**RECORDS SHOWN:**
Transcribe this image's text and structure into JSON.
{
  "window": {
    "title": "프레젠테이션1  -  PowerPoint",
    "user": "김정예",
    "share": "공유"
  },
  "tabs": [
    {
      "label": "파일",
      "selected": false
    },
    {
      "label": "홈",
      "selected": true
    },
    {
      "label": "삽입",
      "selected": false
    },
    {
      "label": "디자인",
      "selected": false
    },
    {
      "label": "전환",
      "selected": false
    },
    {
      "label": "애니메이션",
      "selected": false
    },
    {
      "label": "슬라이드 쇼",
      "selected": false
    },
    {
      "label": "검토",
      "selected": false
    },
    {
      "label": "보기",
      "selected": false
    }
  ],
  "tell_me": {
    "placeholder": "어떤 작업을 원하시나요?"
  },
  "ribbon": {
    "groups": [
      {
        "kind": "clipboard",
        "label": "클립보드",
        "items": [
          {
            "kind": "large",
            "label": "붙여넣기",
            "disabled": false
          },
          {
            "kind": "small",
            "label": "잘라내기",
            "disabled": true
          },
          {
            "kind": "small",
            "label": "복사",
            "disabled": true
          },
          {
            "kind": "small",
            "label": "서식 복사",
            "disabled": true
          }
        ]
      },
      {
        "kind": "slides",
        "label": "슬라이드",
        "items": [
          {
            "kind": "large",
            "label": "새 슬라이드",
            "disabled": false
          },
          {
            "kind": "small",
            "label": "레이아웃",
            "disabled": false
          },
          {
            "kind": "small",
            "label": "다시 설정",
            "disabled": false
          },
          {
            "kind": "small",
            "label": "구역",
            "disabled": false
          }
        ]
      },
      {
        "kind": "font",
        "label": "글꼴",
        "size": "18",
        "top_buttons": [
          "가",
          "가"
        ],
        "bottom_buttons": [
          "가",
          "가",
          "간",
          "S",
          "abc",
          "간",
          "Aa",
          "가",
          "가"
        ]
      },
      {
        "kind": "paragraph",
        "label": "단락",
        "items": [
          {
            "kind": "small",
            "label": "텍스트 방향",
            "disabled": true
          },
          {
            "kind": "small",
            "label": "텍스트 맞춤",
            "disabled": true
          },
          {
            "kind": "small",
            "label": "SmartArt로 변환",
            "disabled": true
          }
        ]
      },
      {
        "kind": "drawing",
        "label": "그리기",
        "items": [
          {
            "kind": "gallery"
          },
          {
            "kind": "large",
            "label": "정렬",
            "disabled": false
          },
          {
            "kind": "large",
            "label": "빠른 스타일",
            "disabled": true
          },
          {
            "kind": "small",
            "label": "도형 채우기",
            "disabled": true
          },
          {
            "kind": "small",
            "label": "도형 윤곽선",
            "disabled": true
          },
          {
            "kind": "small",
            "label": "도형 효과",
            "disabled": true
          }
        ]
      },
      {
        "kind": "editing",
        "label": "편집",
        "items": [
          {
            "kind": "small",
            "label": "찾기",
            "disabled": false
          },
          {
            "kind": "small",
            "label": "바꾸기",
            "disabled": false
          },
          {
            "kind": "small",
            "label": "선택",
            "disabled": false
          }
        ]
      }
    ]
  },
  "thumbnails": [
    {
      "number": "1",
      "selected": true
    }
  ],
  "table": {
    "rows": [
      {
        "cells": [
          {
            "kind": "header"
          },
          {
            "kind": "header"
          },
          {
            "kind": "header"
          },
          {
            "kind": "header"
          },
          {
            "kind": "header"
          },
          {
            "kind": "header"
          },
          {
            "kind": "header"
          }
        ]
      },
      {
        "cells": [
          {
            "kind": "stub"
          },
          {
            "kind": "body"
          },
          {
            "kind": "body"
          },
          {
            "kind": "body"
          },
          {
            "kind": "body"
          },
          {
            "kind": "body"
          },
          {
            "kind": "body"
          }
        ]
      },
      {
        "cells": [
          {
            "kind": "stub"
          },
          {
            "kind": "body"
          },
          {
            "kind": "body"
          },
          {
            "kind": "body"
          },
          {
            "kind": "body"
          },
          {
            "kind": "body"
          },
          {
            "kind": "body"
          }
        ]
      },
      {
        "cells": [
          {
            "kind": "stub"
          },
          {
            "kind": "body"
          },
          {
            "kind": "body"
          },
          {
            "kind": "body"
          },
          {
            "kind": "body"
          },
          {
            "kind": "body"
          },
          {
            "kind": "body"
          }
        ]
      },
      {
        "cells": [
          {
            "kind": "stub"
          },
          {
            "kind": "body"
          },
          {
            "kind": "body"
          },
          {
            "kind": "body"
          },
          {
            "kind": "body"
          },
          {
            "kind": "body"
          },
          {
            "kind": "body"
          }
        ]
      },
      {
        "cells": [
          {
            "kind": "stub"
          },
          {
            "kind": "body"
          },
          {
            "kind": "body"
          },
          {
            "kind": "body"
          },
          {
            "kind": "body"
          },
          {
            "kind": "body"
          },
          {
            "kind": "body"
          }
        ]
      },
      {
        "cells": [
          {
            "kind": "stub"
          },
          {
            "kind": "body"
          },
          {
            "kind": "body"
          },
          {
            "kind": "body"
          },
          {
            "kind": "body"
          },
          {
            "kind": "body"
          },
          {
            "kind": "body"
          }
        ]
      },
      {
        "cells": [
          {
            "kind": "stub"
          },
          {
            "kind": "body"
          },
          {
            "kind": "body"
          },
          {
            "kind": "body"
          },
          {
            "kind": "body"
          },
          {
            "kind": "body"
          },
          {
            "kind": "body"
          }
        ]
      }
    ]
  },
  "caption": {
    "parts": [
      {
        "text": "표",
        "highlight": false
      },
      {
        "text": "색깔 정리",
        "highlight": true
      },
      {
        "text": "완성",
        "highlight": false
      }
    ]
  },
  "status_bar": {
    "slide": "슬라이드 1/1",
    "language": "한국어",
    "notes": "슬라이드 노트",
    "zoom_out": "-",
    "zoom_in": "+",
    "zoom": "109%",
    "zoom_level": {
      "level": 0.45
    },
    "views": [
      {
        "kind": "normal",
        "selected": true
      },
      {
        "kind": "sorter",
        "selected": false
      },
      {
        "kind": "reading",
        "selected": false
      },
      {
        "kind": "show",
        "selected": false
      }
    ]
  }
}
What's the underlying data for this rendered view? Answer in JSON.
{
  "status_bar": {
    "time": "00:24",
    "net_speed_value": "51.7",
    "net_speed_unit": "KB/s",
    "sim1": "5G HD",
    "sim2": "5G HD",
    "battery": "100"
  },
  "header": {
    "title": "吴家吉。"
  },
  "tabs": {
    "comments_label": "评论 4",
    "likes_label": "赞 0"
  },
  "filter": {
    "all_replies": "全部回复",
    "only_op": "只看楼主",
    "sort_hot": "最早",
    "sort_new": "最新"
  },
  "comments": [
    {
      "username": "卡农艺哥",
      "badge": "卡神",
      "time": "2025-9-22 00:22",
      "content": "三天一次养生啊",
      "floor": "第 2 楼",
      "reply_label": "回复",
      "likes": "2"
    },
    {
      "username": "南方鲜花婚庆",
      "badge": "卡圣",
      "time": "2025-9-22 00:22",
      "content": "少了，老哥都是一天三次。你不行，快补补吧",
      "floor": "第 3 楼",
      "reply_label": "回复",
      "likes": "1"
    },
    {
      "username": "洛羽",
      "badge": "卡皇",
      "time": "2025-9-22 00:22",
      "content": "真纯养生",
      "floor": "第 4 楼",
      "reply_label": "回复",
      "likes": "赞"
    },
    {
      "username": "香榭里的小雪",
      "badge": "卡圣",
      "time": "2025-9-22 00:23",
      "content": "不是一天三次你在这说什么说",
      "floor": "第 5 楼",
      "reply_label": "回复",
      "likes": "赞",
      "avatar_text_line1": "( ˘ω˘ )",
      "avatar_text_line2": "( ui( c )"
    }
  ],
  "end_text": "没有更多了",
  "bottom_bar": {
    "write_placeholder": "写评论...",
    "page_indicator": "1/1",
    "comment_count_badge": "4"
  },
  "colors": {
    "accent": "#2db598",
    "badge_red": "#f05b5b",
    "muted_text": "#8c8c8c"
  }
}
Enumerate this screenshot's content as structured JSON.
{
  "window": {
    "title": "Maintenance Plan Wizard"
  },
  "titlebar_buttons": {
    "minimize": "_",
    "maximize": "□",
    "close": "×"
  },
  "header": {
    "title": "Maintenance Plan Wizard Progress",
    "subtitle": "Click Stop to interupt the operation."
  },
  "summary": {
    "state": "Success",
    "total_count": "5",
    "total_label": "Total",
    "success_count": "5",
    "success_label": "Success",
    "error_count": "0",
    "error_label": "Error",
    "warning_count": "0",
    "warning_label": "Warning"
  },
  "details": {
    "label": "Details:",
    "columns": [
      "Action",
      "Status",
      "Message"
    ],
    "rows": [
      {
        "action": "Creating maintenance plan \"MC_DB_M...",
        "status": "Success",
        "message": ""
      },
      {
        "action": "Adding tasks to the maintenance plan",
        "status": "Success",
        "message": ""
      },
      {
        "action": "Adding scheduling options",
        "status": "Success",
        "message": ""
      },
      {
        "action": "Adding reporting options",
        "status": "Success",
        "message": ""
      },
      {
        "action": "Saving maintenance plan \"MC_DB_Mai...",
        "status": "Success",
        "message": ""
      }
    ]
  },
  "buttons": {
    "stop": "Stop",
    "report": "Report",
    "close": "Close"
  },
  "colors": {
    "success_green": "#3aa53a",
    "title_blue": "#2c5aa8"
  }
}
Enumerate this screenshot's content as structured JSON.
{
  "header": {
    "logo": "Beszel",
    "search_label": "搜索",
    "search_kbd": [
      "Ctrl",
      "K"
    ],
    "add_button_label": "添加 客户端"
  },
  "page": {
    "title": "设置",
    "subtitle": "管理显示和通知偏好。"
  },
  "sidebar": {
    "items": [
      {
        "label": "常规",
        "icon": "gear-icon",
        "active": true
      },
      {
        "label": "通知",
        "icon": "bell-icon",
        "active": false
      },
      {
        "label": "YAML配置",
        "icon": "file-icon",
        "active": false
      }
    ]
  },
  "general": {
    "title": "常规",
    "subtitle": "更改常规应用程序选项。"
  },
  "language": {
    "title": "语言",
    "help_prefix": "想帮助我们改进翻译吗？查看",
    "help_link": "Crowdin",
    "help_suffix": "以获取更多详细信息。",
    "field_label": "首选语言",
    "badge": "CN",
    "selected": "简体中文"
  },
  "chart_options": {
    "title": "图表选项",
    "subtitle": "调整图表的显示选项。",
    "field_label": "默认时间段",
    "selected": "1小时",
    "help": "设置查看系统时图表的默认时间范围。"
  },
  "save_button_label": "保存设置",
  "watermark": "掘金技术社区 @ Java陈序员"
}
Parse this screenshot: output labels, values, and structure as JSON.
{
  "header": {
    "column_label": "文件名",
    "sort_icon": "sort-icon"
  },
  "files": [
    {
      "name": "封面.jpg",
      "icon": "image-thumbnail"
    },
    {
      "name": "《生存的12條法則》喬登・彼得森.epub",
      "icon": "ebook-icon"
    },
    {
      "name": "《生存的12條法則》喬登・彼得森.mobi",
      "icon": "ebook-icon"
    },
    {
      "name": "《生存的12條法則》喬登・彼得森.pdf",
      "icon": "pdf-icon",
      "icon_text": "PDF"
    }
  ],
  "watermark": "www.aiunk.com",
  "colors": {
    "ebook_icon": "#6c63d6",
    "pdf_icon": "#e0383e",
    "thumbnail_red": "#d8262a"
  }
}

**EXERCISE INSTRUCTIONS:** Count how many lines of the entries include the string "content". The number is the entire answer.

**SOLUTION:** 6